*TASK INSTRUCTIONS*: Please output the entries below without altering a single character.

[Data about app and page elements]
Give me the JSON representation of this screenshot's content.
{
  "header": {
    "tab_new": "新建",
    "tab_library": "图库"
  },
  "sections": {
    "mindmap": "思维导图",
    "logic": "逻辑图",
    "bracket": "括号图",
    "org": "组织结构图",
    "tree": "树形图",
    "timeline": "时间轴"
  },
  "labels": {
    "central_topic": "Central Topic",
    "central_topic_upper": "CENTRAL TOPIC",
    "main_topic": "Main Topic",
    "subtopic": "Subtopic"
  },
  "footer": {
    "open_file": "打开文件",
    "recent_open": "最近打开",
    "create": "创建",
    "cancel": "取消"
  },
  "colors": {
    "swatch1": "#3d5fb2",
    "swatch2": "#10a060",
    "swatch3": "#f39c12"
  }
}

*PROBLEM SOLUTION*:
Give me the JSON representation of this screenshot's content.
{
  "header": {
    "tab_new": "新建",
    "tab_library": "图库"
  },
  "sections": {
    "mindmap": "思维导图",
    "logic": "逻辑图",
    "bracket": "括号图",
    "org": "组织结构图",
    "tree": "树形图",
    "timeline": "时间轴"
  },
  "labels": {
    "central_topic": "Central Topic",
    "central_topic_upper": "CENTRAL TOPIC",
    "main_topic": "Main Topic",
    "subtopic": "Subtopic"
  },
  "footer": {
    "open_file": "打开文件",
    "recent_open": "最近打开",
    "create": "创建",
    "cancel": "取消"
  },
  "colors": {
    "swatch1": "#3d5fb2",
    "swatch2": "#10a060",
    "swatch3": "#f39c12"
  }
}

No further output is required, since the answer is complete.